4 tons of drugs offloaded at Mayport


Navy drug bust 1 photo
Courtesy of USS Nicholas.
Navy drug bust 2 photo
Courtesy of USS Nicholas.
Navy drug bust 3 photo
Drugs aboard the ship.
Navy drug bust 4 photo
Drugs seized.

By Gene Wexler


On Tuesday morning, a Navy frigate delivered hundreds of millions of dollars worth of cocaine and marijuana arrived at Mayport.

The drugs were confiscated by crews aboard the USS Nicholas as part of a counter-drug and crime operation in Central and South America.  They call it "Operation Martillo."

*See the pictures on the left*

Lt. Commander Corey Barker says over the last six months the Navy, U.S. Coast Guard and Customs and Border Patrol crews have confiscated a total of 7,500 pounds of cocaine and 320 pounds of marijuana.

They conducted a combination of six disruptions and interdictions during the deployment.

"We are close to taking a billion dollars of drugs off the streets of the United States by stopping them down close to Colombia and Panama," Barker said.

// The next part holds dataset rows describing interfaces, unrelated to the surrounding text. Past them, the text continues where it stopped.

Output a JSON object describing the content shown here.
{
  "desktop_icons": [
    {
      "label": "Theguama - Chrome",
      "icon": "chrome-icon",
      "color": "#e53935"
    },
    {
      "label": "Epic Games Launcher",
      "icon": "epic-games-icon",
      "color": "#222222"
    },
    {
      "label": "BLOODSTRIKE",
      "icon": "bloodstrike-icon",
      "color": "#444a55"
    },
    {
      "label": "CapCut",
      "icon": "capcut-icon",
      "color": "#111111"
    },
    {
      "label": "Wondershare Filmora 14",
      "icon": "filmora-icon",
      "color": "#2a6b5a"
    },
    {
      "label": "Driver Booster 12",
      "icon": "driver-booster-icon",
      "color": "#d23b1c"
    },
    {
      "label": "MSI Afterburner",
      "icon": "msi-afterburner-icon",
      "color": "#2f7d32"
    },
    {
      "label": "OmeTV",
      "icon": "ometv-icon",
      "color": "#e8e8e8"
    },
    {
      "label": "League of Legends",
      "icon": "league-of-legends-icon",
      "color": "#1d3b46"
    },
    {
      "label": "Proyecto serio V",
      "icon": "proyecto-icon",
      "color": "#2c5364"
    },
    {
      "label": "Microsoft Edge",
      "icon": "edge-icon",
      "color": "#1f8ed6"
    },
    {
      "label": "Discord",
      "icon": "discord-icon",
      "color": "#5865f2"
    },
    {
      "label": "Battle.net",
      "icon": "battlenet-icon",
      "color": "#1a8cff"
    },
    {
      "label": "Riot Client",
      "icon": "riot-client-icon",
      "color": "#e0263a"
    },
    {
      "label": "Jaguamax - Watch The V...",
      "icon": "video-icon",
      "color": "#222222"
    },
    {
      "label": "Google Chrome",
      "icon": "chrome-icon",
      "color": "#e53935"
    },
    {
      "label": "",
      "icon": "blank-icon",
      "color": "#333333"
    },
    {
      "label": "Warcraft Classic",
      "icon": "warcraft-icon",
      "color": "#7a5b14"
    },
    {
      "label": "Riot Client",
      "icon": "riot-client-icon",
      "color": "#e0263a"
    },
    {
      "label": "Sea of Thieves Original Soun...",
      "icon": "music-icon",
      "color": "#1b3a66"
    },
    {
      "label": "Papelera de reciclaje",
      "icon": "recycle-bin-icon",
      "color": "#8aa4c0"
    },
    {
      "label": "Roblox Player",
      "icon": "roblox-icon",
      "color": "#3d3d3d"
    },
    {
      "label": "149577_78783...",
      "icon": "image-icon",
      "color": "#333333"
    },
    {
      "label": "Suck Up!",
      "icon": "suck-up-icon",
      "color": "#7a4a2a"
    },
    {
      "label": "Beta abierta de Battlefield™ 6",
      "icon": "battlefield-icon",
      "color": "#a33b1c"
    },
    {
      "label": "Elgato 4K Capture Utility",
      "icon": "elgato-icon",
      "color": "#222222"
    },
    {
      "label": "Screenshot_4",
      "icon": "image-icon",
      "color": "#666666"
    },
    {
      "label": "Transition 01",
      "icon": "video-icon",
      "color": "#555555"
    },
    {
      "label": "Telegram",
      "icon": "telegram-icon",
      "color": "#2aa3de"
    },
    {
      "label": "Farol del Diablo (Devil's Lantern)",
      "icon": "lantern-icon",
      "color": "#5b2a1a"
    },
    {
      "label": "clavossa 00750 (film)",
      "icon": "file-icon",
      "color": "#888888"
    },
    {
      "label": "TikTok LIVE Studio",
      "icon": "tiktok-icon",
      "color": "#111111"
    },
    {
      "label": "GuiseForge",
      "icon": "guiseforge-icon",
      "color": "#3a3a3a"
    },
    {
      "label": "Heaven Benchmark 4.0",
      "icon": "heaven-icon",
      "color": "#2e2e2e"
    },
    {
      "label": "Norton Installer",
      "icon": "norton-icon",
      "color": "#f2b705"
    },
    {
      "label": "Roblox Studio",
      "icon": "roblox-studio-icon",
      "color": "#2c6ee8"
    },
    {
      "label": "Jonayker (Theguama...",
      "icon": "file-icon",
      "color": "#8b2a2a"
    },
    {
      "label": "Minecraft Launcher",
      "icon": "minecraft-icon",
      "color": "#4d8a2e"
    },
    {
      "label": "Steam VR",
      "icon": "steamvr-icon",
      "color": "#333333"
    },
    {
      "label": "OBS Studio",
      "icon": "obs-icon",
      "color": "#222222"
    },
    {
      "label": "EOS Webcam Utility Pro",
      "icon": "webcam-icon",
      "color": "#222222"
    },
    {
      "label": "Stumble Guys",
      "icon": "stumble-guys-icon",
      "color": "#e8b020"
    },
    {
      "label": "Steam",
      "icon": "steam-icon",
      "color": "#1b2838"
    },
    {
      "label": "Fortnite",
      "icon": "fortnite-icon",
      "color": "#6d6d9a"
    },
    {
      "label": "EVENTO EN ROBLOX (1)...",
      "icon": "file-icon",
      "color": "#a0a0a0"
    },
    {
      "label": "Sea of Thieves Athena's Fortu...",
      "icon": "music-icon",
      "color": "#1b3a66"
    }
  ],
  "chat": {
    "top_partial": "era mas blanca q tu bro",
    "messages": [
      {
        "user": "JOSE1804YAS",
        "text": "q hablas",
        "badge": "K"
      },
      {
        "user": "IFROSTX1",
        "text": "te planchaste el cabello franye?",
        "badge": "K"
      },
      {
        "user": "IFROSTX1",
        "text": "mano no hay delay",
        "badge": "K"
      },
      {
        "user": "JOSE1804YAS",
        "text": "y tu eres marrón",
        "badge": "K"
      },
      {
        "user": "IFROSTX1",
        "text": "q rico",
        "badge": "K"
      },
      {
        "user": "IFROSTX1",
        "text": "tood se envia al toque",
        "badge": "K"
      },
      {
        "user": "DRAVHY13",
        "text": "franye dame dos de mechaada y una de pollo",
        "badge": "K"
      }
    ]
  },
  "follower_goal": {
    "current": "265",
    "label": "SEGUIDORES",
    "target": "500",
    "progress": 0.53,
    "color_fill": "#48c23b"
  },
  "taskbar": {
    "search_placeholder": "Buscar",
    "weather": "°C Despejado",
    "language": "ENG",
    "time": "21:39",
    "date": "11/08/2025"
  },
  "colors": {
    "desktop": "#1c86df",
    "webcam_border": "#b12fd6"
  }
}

The cocaine that came into Mayport has a wholesale value of $93 million dollars.

"The street value is probably three to four times that," Barker said.

The amount of cocaine seized was enough for 7.2 million doses, each dose approximately the same size as a sugar packet.

Here's how the operation works:  Navy and Customs and Border Protection find the boats they suspect has drugs on it.   Then the Coast Guard's Law Enforcement Detachment Team conducts the tactical boardings of the ships to seize the drugs.

Coast Guard spokesman Lt. Scott Carr tells our news partner Channel 4 that the Navy ship actually hoists up a Coast Guard flag and switches their tactical control from the Navy to the United States Coast Guard so they can conduct law enforcement.

A helicopter crew from Jacksonville helped in the seizures.  The patrol planes that detected the drug boats are based at Cecil Field.

The Navy says that more than 80 percent of the narcotics entering Central America and largely transiting through Mexico on their way to U.S. markets enter via maritime littoral routes, with the main conveyance being "go-fast" boats.

"By teaming up with regional partner nations  and allied forces to scrutinize the littorals, transnational organized crime networks will be denied those routes., the Navy says.